Legislation requiring CCTV in all abattoirs in England has come into force. The Government said the move would cement the UK’s reputation as the global leader on animal welfare.
This follows a consultation by the Secretary of State last August on plans to deliver the government’s manifesto commitment for cameras in every abattoir in England in all areas where live animals are present.

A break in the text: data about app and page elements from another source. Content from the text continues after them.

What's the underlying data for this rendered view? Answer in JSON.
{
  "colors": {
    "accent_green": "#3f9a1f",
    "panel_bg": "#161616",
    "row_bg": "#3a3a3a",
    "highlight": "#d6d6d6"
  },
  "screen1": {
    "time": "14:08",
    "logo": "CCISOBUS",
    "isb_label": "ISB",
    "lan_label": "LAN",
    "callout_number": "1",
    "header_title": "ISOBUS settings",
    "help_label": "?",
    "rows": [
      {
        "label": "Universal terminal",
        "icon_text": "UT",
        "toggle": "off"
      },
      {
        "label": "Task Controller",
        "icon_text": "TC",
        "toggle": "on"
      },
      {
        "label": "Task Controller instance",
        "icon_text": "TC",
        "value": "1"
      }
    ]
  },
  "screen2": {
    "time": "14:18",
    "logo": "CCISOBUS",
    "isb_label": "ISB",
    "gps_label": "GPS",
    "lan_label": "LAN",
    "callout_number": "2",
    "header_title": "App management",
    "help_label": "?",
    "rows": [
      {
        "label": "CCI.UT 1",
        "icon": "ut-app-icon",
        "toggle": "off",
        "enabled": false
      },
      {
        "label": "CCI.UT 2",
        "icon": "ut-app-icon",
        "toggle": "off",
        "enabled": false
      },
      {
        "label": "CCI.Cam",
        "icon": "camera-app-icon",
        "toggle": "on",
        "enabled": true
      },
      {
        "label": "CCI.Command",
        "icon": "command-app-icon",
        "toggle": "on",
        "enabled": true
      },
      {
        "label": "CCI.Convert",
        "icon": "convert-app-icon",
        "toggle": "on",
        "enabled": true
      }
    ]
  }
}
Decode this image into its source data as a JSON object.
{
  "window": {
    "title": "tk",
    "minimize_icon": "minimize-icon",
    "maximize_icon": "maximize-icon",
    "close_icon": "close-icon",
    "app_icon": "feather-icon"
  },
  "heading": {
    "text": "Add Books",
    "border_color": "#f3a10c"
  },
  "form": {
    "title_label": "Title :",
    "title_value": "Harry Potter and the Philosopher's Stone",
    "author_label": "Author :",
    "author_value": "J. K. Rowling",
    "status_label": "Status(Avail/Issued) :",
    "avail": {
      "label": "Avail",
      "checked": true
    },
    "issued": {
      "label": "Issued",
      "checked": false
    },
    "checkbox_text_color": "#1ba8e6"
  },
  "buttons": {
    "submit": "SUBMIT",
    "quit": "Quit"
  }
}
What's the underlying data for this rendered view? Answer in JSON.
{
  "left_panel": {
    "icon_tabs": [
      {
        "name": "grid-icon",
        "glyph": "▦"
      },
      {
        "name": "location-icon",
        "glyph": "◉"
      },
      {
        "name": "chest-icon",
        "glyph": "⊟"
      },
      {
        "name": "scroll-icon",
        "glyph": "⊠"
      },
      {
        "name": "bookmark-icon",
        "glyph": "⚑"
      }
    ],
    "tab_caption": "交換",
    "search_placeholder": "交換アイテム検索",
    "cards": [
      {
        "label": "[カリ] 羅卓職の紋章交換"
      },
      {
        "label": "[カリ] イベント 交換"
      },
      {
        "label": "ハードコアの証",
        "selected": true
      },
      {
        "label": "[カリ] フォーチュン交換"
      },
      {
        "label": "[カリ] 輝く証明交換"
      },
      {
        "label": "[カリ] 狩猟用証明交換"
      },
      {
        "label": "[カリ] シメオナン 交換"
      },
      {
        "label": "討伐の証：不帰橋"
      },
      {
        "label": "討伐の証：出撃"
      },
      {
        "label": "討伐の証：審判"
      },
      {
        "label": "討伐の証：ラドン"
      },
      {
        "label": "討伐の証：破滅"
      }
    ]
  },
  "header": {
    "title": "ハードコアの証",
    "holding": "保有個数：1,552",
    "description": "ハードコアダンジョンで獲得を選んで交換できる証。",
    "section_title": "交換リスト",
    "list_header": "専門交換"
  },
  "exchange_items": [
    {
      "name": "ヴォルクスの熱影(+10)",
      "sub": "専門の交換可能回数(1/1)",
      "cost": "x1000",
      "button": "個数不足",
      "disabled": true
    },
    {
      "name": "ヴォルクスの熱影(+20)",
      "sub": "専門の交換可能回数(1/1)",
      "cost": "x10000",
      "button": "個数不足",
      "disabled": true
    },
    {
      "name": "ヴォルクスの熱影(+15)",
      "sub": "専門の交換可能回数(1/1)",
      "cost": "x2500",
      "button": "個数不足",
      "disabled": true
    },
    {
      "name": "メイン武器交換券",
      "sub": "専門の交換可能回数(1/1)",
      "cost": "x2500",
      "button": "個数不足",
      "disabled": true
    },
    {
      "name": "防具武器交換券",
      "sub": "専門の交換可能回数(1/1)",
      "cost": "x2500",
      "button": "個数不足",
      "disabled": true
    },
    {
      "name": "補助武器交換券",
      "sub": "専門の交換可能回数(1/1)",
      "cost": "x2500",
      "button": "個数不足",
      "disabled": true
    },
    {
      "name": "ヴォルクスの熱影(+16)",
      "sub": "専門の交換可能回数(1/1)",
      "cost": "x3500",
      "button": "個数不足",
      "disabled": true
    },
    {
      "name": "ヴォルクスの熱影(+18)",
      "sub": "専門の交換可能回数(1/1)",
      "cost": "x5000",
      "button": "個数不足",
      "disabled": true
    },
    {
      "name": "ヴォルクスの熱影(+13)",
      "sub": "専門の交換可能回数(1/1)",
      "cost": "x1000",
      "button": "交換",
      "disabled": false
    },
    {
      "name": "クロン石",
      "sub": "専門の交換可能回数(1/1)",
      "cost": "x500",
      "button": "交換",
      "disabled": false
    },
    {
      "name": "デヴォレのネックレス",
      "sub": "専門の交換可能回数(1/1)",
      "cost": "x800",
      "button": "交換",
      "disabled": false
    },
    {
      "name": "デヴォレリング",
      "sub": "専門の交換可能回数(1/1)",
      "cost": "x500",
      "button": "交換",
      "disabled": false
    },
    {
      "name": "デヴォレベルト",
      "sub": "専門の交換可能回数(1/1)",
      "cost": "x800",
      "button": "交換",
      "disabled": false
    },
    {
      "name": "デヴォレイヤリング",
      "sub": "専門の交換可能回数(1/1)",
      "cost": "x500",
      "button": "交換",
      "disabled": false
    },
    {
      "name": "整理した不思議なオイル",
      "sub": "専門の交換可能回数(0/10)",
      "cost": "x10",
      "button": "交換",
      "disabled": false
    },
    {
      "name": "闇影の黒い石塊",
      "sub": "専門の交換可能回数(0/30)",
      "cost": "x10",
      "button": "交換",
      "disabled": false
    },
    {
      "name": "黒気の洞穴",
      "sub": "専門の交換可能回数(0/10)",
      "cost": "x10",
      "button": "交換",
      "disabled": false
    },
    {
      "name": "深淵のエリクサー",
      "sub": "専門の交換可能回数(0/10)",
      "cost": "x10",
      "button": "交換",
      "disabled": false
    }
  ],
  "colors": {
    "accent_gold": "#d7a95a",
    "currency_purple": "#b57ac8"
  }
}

Other recent reforms to improve animal welfare include:
- increasing sentences for animal cruelty tenfold to 6 years
- launching a call for evidence on the live export of animals
- banning back street puppy breeders
- ending the third party sales of puppies
- publishing updated animal welfare codes
Official Veterinarians will have unrestricted access to footage to reassure consumers that high welfare standards are being effectively enforced.
All slaughterhouses will be required to comply in full by 5 November, following an adjustment period of 6 months to enable businesses to install a suitable CCTV system.
Animal Welfare Minister Lord Gardiner said: “The government shares the public’s high regard for animal welfare and we are proud to have some of the highest standards in the world. Today we welcome the new law which requires mandatory CCTV in all abattoirs in England.
“We are a nation that cares about animals and these strong measures will ensure all animals are treated with the utmost respect at all stages of life allows us to continue to lead the way to raise the bar in high welfare standards.”
British Veterinary Association President John Fishwick said: “We are delighted to hear that CCTV will now become mandatory in all abattoirs across England, providing Official Veterinarians with an essential tool to help them monitor animal welfare and enable them to identify any breaches in the regulations. OVs perform a vital role in abattoirs and unrestricted access to CCTV will allow them to perform this role even more effectively.
“Having campaigned for many years for the introduction of CCTV into slaughterhouses we are very happy to see our work come to fruition and we now hope to see similar legal requirements introduced in Scotland, Wales and Northern Ireland.”